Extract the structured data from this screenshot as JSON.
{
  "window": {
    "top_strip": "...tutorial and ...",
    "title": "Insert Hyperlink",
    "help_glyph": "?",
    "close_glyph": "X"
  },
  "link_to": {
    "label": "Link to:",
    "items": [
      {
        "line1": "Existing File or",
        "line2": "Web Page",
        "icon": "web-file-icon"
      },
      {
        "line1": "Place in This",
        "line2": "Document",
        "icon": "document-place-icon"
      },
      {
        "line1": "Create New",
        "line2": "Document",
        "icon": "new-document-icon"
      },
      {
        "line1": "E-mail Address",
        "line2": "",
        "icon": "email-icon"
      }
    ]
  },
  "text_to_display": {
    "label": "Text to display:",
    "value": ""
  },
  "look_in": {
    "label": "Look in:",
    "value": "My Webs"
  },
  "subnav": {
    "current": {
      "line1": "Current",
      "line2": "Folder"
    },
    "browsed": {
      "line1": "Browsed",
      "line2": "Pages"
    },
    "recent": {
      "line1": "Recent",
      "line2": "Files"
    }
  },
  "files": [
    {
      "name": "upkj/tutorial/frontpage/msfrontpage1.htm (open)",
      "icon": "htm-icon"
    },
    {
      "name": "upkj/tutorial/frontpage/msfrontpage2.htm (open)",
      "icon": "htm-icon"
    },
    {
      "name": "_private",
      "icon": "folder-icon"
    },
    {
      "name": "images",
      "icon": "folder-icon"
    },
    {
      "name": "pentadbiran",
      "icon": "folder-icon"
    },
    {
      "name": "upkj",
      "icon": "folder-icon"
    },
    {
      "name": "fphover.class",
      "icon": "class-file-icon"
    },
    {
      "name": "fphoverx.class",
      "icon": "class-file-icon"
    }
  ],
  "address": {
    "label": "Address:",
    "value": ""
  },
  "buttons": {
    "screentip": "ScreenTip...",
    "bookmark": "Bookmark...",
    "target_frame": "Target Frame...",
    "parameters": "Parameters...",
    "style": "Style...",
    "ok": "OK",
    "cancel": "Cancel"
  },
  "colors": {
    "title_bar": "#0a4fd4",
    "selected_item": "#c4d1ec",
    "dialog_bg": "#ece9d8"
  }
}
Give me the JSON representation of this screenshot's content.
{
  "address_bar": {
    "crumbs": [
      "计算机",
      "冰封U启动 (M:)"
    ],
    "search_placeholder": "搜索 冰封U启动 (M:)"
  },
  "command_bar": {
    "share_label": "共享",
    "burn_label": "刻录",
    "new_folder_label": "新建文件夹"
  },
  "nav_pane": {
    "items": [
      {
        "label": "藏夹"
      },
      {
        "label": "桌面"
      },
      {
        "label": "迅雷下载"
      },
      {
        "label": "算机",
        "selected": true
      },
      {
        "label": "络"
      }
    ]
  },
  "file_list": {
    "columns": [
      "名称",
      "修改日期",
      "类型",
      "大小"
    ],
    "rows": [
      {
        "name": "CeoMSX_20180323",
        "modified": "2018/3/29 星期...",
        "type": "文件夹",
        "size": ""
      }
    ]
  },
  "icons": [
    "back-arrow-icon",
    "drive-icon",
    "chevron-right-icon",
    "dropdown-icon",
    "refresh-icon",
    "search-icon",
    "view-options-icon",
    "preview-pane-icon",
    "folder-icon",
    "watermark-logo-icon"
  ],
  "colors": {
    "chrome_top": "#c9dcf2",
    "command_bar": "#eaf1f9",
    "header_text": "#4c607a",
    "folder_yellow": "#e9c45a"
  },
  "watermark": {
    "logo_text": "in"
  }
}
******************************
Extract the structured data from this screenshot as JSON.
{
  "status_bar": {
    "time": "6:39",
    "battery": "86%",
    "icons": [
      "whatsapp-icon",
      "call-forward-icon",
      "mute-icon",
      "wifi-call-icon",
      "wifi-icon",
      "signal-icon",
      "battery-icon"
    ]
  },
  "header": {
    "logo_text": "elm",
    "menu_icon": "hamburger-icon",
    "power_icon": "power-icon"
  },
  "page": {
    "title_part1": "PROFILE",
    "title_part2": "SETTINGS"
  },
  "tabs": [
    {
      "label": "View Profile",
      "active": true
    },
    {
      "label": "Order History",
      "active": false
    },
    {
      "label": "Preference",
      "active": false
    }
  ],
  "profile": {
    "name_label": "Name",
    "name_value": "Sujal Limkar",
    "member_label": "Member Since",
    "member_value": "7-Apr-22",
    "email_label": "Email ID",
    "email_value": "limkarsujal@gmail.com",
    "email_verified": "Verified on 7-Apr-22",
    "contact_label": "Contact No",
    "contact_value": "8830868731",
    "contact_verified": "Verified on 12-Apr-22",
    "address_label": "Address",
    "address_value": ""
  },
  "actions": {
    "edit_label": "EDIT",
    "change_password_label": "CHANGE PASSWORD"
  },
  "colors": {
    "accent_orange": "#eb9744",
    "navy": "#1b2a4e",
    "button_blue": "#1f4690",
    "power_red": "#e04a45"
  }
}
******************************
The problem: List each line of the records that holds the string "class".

Answer for the task:
      "name": "fphover.class",
      "icon": "class-file-icon"
      "name": "fphoverx.class",
      "icon": "class-file-icon"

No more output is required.